Start of Provided records
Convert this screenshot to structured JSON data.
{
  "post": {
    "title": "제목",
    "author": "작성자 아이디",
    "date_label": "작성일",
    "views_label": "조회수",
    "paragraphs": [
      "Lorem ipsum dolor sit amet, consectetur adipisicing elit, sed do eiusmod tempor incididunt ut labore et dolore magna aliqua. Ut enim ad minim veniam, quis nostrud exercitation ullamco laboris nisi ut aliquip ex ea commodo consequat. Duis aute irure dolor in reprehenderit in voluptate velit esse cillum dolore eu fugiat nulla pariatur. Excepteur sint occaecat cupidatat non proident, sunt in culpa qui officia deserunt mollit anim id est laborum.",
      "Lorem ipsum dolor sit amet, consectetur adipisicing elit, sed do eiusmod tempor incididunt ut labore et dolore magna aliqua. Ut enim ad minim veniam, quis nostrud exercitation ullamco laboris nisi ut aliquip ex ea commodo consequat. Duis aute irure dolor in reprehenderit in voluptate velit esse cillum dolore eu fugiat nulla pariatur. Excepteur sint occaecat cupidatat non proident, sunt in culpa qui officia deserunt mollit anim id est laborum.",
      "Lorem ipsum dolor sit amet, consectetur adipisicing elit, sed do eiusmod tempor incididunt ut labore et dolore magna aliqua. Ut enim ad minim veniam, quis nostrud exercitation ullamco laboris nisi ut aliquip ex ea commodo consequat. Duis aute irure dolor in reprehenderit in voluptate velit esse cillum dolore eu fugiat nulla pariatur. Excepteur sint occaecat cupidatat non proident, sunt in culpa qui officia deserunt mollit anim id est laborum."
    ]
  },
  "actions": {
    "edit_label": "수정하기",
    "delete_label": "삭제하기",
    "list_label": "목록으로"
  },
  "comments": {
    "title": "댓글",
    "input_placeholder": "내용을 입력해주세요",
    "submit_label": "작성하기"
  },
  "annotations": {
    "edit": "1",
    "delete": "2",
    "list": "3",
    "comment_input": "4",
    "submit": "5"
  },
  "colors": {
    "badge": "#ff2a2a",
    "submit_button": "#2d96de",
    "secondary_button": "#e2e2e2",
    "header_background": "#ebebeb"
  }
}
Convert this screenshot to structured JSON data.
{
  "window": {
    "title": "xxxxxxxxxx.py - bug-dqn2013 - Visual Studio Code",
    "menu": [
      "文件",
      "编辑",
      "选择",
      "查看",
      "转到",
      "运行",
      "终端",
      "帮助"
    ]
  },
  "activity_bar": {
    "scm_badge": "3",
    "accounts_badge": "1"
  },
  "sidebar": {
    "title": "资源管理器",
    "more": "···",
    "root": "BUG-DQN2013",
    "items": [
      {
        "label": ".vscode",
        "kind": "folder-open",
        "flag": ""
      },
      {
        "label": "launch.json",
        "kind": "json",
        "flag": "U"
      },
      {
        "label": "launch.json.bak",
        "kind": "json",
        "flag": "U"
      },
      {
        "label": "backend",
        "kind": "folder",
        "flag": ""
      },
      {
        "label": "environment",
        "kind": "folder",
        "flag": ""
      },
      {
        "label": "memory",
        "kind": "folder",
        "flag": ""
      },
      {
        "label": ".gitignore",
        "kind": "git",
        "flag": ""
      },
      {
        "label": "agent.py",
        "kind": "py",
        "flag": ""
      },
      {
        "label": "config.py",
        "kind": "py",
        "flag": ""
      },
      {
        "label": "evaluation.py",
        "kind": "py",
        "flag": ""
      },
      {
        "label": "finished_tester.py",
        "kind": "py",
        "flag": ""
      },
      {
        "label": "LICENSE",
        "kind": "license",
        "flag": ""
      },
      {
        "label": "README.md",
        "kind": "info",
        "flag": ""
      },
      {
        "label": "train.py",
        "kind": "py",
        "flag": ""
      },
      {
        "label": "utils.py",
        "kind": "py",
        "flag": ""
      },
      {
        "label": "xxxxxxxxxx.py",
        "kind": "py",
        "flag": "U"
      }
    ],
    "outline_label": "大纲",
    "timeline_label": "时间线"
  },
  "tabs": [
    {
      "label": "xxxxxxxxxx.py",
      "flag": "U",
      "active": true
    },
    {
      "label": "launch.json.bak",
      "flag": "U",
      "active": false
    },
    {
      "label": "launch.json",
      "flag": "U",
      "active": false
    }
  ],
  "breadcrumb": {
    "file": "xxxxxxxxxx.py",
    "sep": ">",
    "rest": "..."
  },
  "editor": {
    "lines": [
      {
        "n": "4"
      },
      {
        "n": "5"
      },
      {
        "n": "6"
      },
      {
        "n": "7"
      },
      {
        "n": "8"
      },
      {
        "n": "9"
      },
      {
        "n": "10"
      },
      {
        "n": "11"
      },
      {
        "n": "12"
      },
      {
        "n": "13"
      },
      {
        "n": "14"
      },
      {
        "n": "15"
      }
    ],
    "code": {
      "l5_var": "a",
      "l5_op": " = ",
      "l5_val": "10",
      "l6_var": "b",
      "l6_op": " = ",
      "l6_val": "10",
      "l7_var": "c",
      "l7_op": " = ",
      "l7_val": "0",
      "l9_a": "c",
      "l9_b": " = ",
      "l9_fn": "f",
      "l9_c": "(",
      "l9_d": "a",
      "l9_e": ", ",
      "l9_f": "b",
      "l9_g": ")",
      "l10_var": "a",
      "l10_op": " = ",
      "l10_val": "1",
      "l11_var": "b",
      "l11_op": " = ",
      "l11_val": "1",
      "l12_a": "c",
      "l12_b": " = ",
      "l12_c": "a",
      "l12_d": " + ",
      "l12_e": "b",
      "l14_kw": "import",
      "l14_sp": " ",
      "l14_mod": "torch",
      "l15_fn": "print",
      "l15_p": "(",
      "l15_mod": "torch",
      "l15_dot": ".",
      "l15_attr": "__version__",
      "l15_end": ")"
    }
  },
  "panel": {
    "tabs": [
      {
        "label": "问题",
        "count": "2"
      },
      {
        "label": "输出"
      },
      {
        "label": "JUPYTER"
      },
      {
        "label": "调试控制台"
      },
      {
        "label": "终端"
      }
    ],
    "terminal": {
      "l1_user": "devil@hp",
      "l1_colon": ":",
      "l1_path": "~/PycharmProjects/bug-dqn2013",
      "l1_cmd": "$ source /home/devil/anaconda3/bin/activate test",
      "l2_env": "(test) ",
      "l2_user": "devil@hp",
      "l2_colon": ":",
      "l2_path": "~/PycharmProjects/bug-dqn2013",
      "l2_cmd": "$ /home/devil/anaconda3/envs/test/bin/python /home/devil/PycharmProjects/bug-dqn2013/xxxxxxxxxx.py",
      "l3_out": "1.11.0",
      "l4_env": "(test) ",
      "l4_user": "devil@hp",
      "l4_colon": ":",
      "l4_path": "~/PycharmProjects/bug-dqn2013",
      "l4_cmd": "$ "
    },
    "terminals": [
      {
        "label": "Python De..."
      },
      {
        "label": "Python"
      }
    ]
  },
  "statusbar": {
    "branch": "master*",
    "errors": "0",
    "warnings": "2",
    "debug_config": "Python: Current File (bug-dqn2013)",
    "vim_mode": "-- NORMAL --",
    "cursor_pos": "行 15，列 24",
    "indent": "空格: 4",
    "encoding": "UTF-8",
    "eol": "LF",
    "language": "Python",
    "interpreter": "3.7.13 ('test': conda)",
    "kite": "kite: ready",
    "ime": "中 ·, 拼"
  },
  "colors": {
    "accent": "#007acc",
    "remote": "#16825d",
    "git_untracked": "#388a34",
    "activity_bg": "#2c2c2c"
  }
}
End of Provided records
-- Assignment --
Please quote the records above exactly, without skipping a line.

-- Solution below --
Convert this screenshot to structured JSON data.
{
  "post": {
    "title": "제목",
    "author": "작성자 아이디",
    "date_label": "작성일",
    "views_label": "조회수",
    "paragraphs": [
      "Lorem ipsum dolor sit amet, consectetur adipisicing elit, sed do eiusmod tempor incididunt ut labore et dolore magna aliqua. Ut enim ad minim veniam, quis nostrud exercitation ullamco laboris nisi ut aliquip ex ea commodo consequat. Duis aute irure dolor in reprehenderit in voluptate velit esse cillum dolore eu fugiat nulla pariatur. Excepteur sint occaecat cupidatat non proident, sunt in culpa qui officia deserunt mollit anim id est laborum.",
      "Lorem ipsum dolor sit amet, consectetur adipisicing elit, sed do eiusmod tempor incididunt ut labore et dolore magna aliqua. Ut enim ad minim veniam, quis nostrud exercitation ullamco laboris nisi ut aliquip ex ea commodo consequat. Duis aute irure dolor in reprehenderit in voluptate velit esse cillum dolore eu fugiat nulla pariatur. Excepteur sint occaecat cupidatat non proident, sunt in culpa qui officia deserunt mollit anim id est laborum.",
      "Lorem ipsum dolor sit amet, consectetur adipisicing elit, sed do eiusmod tempor incididunt ut labore et dolore magna aliqua. Ut enim ad minim veniam, quis nostrud exercitation ullamco laboris nisi ut aliquip ex ea commodo consequat. Duis aute irure dolor in reprehenderit in voluptate velit esse cillum dolore eu fugiat nulla pariatur. Excepteur sint occaecat cupidatat non proident, sunt in culpa qui officia deserunt mollit anim id est laborum."
    ]
  },
  "actions": {
    "edit_label": "수정하기",
    "delete_label": "삭제하기",
    "list_label": "목록으로"
  },
  "comments": {
    "title": "댓글",
    "input_placeholder": "내용을 입력해주세요",
    "submit_label": "작성하기"
  },
  "annotations": {
    "edit": "1",
    "delete": "2",
    "list": "3",
    "comment_input": "4",
    "submit": "5"
  },
  "colors": {
    "badge": "#ff2a2a",
    "submit_button": "#2d96de",
    "secondary_button": "#e2e2e2",
    "header_background": "#ebebeb"
  }
}
Convert this screenshot to structured JSON data.
{
  "window": {
    "title": "xxxxxxxxxx.py - bug-dqn2013 - Visual Studio Code",
    "menu": [
      "文件",
      "编辑",
      "选择",
      "查看",
      "转到",
      "运行",
      "终端",
      "帮助"
    ]
  },
  "activity_bar": {
    "scm_badge": "3",
    "accounts_badge": "1"
  },
  "sidebar": {
    "title": "资源管理器",
    "more": "···",
    "root": "BUG-DQN2013",
    "items": [
      {
        "label": ".vscode",
        "kind": "folder-open",
        "flag": ""
      },
      {
        "label": "launch.json",
        "kind": "json",
        "flag": "U"
      },
      {
        "label": "launch.json.bak",
        "kind": "json",
        "flag": "U"
      },
      {
        "label": "backend",
        "kind": "folder",
        "flag": ""
      },
      {
        "label": "environment",
        "kind": "folder",
        "flag": ""
      },
      {
        "label": "memory",
        "kind": "folder",
        "flag": ""
      },
      {
        "label": ".gitignore",
        "kind": "git",
        "flag": ""
      },
      {
        "label": "agent.py",
        "kind": "py",
        "flag": ""
      },
      {
        "label": "config.py",
        "kind": "py",
        "flag": ""
      },
      {
        "label": "evaluation.py",
        "kind": "py",
        "flag": ""
      },
      {
        "label": "finished_tester.py",
        "kind": "py",
        "flag": ""
      },
      {
        "label": "LICENSE",
        "kind": "license",
        "flag": ""
      },
      {
        "label": "README.md",
        "kind": "info",
        "flag": ""
      },
      {
        "label": "train.py",
        "kind": "py",
        "flag": ""
      },
      {
        "label": "utils.py",
        "kind": "py",
        "flag": ""
      },
      {
        "label": "xxxxxxxxxx.py",
        "kind": "py",
        "flag": "U"
      }
    ],
    "outline_label": "大纲",
    "timeline_label": "时间线"
  },
  "tabs": [
    {
      "label": "xxxxxxxxxx.py",
      "flag": "U",
      "active": true
    },
    {
      "label": "launch.json.bak",
      "flag": "U",
      "active": false
    },
    {
      "label": "launch.json",
      "flag": "U",
      "active": false
    }
  ],
  "breadcrumb": {
    "file": "xxxxxxxxxx.py",
    "sep": ">",
    "rest": "..."
  },
  "editor": {
    "lines": [
      {
        "n": "4"
      },
      {
        "n": "5"
      },
      {
        "n": "6"
      },
      {
        "n": "7"
      },
      {
        "n": "8"
      },
      {
        "n": "9"
      },
      {
        "n": "10"
      },
      {
        "n": "11"
      },
      {
        "n": "12"
      },
      {
        "n": "13"
      },
      {
        "n": "14"
      },
      {
        "n": "15"
      }
    ],
    "code": {
      "l5_var": "a",
      "l5_op": " = ",
      "l5_val": "10",
      "l6_var": "b",
      "l6_op": " = ",
      "l6_val": "10",
      "l7_var": "c",
      "l7_op": " = ",
      "l7_val": "0",
      "l9_a": "c",
      "l9_b": " = ",
      "l9_fn": "f",
      "l9_c": "(",
      "l9_d": "a",
      "l9_e": ", ",
      "l9_f": "b",
      "l9_g": ")",
      "l10_var": "a",
      "l10_op": " = ",
      "l10_val": "1",
      "l11_var": "b",
      "l11_op": " = ",
      "l11_val": "1",
      "l12_a": "c",
      "l12_b": " = ",
      "l12_c": "a",
      "l12_d": " + ",
      "l12_e": "b",
      "l14_kw": "import",
      "l14_sp": " ",
      "l14_mod": "torch",
      "l15_fn": "print",
      "l15_p": "(",
      "l15_mod": "torch",
      "l15_dot": ".",
      "l15_attr": "__version__",
      "l15_end": ")"
    }
  },
  "panel": {
    "tabs": [
      {
        "label": "问题",
        "count": "2"
      },
      {
        "label": "输出"
      },
      {
        "label": "JUPYTER"
      },
      {
        "label": "调试控制台"
      },
      {
        "label": "终端"
      }
    ],
    "terminal": {
      "l1_user": "devil@hp",
      "l1_colon": ":",
      "l1_path": "~/PycharmProjects/bug-dqn2013",
      "l1_cmd": "$ source /home/devil/anaconda3/bin/activate test",
      "l2_env": "(test) ",
      "l2_user": "devil@hp",
      "l2_colon": ":",
      "l2_path": "~/PycharmProjects/bug-dqn2013",
      "l2_cmd": "$ /home/devil/anaconda3/envs/test/bin/python /home/devil/PycharmProjects/bug-dqn2013/xxxxxxxxxx.py",
      "l3_out": "1.11.0",
      "l4_env": "(test) ",
      "l4_user": "devil@hp",
      "l4_colon": ":",
      "l4_path": "~/PycharmProjects/bug-dqn2013",
      "l4_cmd": "$ "
    },
    "terminals": [
      {
        "label": "Python De..."
      },
      {
        "label": "Python"
      }
    ]
  },
  "statusbar": {
    "branch": "master*",
    "errors": "0",
    "warnings": "2",
    "debug_config": "Python: Current File (bug-dqn2013)",
    "vim_mode": "-- NORMAL --",
    "cursor_pos": "行 15，列 24",
    "indent": "空格: 4",
    "encoding": "UTF-8",
    "eol": "LF",
    "language": "Python",
    "interpreter": "3.7.13 ('test': conda)",
    "kite": "kite: ready",
    "ime": "中 ·, 拼"
  },
  "colors": {
    "accent": "#007acc",
    "remote": "#16825d",
    "git_untracked": "#388a34",
    "activity_bg": "#2c2c2c"
  }
}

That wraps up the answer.